The charge against the man who allegedly gunned down a Silver Spring resident as he walked his dog Saturday was upgraded to first-degree murder yesterday, according to a spokesman for the Montgomery County state's attorney.
Police said a masked Shawn Anthony Bowman had just taken $2,200 at gunpoint from the Safeway on University Boulevard West, when he encountered Luis Sequeira, 47, near his Silver Spring home. Bowman shot Sequeira three times--once in the eye and twice in the torso, police said. Sequeira died the next day.
Bowman, 32, of Forestville, also was charged with armed robbery and the use of a handgun in the commission of a felony, said John McLane, spokesman for the prosecutor. He was being held yesterday without bond in the Montgomery County jail. Another bond hearing was scheduled for today.
Bowman, whose criminal history includes a 1993 conviction for bank robbery in U.S. District Court in Baltimore, tried to escape from the scene in a white pickup truck from District Cablevision, where police said he was employed.
Earle Jones, general manager of District Cablevision, declined to talk about Bowman. But he said the company requires criminal background checks, drug testing and references for all employees. Jones said Bowman was not authorized to take the company truck on Saturday, but would not say whether he was working that day.
"It certainly is not our policy for our customers to be harmed in any way," Jones said. "We're still awaiting the outcome of the investigation. Certainly we feel very badly about what happened."
Court records show that Bowman has a criminal history that includes charges of bank robbery, assault with intent to rob, assault and battery, robbery with a deadly weapon, simple assault, unlawful entry and possession of cocaine.
The Montgomery County judge who sentenced Bowman after his most recent conviction, for the 1993 armed robbery of a Silver Spring Pizza Hut, gave him a five-year suspended sentence and three years of probation.
According to the police account of that late-night robbery, Bowman talked his way inside the restaurant, saying he needed to pick up a carry-out order. Once inside, he covered his face with a scarf, displayed a gun in his waistband and forced the manager to give him $1,129 from the safe and cash drawer.

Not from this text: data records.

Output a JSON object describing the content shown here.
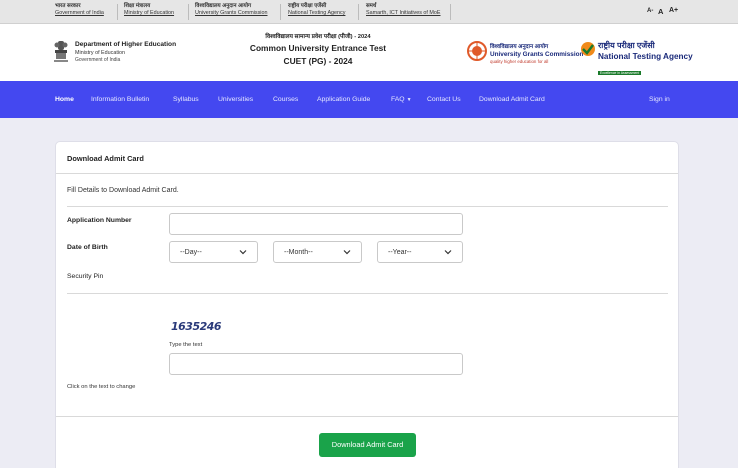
{
  "gov_strip": {
    "links": [
      {
        "hi": "भारत सरकार",
        "en": "Government of India"
      },
      {
        "hi": "शिक्षा मंत्रालय",
        "en": "Ministry of Education"
      },
      {
        "hi": "विश्वविद्यालय अनुदान आयोग",
        "en": "University Grants Commission"
      },
      {
        "hi": "राष्ट्रीय परीक्षा एजेंसी",
        "en": "National Testing Agency"
      },
      {
        "hi": "समर्थ",
        "en": "Samarth, ICT Initiatives of MoE"
      }
    ],
    "font_controls": [
      "A-",
      "A",
      "A+"
    ]
  },
  "header": {
    "dept": {
      "line1": "Department of Higher Education",
      "line2": "Ministry of Education",
      "line3": "Government of India"
    },
    "title_hi": "विश्वविद्यालय सामान्य प्रवेश परीक्षा (पीजी) - 2024",
    "title_en": "Common University Entrance Test",
    "title_short": "CUET (PG) - 2024",
    "ugc": {
      "hi": "विश्वविद्यालय अनुदान आयोग",
      "en": "University Grants Commission",
      "tagline": "quality higher education for all"
    },
    "nta": {
      "hi": "राष्ट्रीय परीक्षा एजेंसी",
      "en": "National Testing Agency",
      "tagline": "Excellence in Assessment"
    }
  },
  "nav": {
    "home": "Home",
    "info_bulletin": "Information Bulletin",
    "syllabus": "Syllabus",
    "universities": "Universities",
    "courses": "Courses",
    "application_guide": "Application Guide",
    "faq": "FAQ",
    "contact": "Contact Us",
    "download": "Download Admit Card",
    "signin": "Sign in"
  },
  "form": {
    "title": "Download Admit Card",
    "intro": "Fill Details to Download Admit Card.",
    "app_number_label": "Application Number",
    "app_number_value": "",
    "dob_label": "Date of Birth",
    "day": "--Day--",
    "month": "--Month--",
    "year": "--Year--",
    "security_pin_label": "Security Pin",
    "captcha_text": "1635246",
    "type_text_label": "Type the text",
    "captcha_value": "",
    "refresh_hint": "Click on the text to change",
    "submit_label": "Download Admit Card"
  },
  "colors": {
    "nav_bg": "#4448f0",
    "submit_bg": "#1aa34a",
    "page_bg": "#ececf4"
  }
}
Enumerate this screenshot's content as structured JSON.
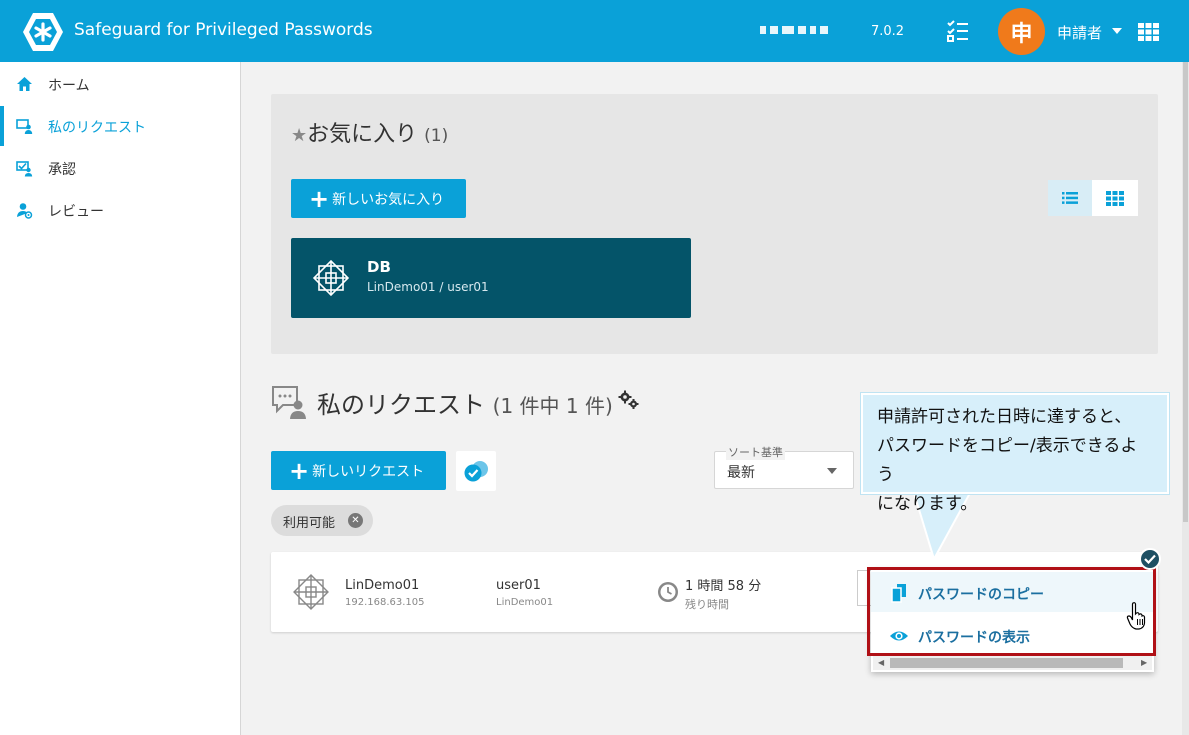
{
  "header": {
    "app_title": "Safeguard for Privileged Passwords",
    "version": "7.0.2",
    "avatar_initial": "申",
    "user_name": "申請者",
    "colors": {
      "bar": "#0aa1d8",
      "avatar": "#f07a1b"
    }
  },
  "sidebar": {
    "items": [
      {
        "label": "ホーム",
        "icon": "home-icon",
        "active": false
      },
      {
        "label": "私のリクエスト",
        "icon": "request-icon",
        "active": true
      },
      {
        "label": "承認",
        "icon": "approval-icon",
        "active": false
      },
      {
        "label": "レビュー",
        "icon": "review-icon",
        "active": false
      }
    ]
  },
  "favorites": {
    "star": "★",
    "title": "お気に入り",
    "count": "(1)",
    "new_button": "新しいお気に入り",
    "card": {
      "name": "DB",
      "sub": "LinDemo01 / user01"
    }
  },
  "requests": {
    "title": "私のリクエスト",
    "count": "(1 件中 1 件)",
    "new_button": "新しいリクエスト",
    "sort_label": "ソート基準",
    "sort_value": "最新",
    "filter_chip": "利用可能",
    "card": {
      "asset_name": "LinDemo01",
      "asset_ip": "192.168.63.105",
      "account": "user01",
      "account_asset": "LinDemo01",
      "time_left": "1 時間 58 分",
      "time_left_label": "残り時間"
    },
    "menu": [
      {
        "label": "パスワードのコピー",
        "icon": "copy-icon"
      },
      {
        "label": "パスワードの表示",
        "icon": "eye-icon"
      }
    ]
  },
  "callout": {
    "lines": [
      "申請許可された日時に達すると、",
      "パスワードをコピー/表示できるよう",
      "になります。"
    ]
  }
}
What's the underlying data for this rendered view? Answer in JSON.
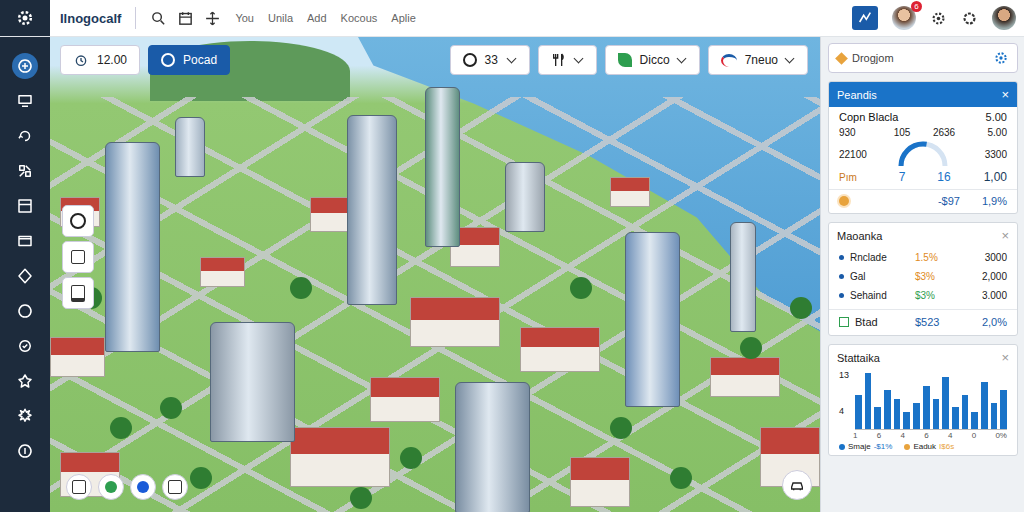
{
  "topbar": {
    "logo": "Ilnogocalf",
    "nav": [
      "You",
      "Unila",
      "Add",
      "Kocous",
      "Aplie"
    ],
    "notification_badge": "6"
  },
  "sidebar": {
    "items": [
      {
        "selected": true
      },
      {
        "selected": false
      },
      {
        "selected": false
      },
      {
        "selected": false
      },
      {
        "selected": false
      },
      {
        "selected": false
      },
      {
        "selected": false
      },
      {
        "selected": false
      },
      {
        "selected": false
      },
      {
        "selected": false
      },
      {
        "selected": false
      },
      {
        "selected": false
      }
    ]
  },
  "scene_toolbar": {
    "time": "12.00",
    "primary_button": "Pocad",
    "count_dropdown": "33",
    "mode_dropdown": "Dicco",
    "view_dropdown": "7neuo"
  },
  "side_panel": {
    "title": "Drogjom",
    "overview": {
      "title": "Peandis",
      "close": "×",
      "header_label": "Copn Blacla",
      "header_value": "5.00",
      "left": [
        "930",
        "22100",
        "Pım"
      ],
      "top": [
        "105",
        "2636"
      ],
      "bottom": [
        "7",
        "16"
      ],
      "right": [
        "5.00",
        "3300",
        "1,00"
      ],
      "gauge_level": 0.55,
      "footer_value": "-$97",
      "footer_percent": "1,9%"
    },
    "market": {
      "title": "Maoanka",
      "close": "×",
      "rows": [
        {
          "name": "Rnclade",
          "change": "1.5%",
          "value": "3000",
          "color": "#e08a1e"
        },
        {
          "name": "Gal",
          "change": "$3%",
          "value": "2,000",
          "color": "#e08a1e"
        },
        {
          "name": "Sehaind",
          "change": "$3%",
          "value": "3.000",
          "color": "#2e9e4f"
        }
      ],
      "footer_label": "Btad",
      "footer_value": "$523",
      "footer_percent": "2,0%"
    },
    "stats": {
      "title": "Stattaika",
      "close": "×",
      "y_ticks": [
        "13",
        "4"
      ],
      "x_ticks": [
        "1",
        "6",
        "4",
        "6",
        "4",
        "0",
        "0%"
      ],
      "values": [
        8,
        13,
        5,
        9,
        7,
        4,
        6,
        10,
        7,
        12,
        5,
        8,
        4,
        11,
        6,
        9
      ],
      "legend": [
        {
          "label": "Smaje",
          "value": "-$1%",
          "color": "#1a73c8"
        },
        {
          "label": "Eaduk",
          "value": "I$6s",
          "color": "#e8a33d"
        }
      ]
    }
  }
}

According to court documents, Bowman pleaded guilty to one count of robbery in the case, and Montgomery Circuit Court Judge Martha G. Kavanaugh dismissed the handgun charge, giving him three years of supervised probation.
In 1997, Bowman sought through court filings to have some modification of the probation he was serving for the Pizza Hut robbery, citing conflict with his job at District Cablevision. "Mr. Bowman is concerned he might lose his job if he is required to continuously miss work hours due to his present reporting requirements," his lawyers wrote, asking that Bowman be allowed to report to his probation officer by phone instead of in person.
It was not clear from the records whether the modification motion was granted.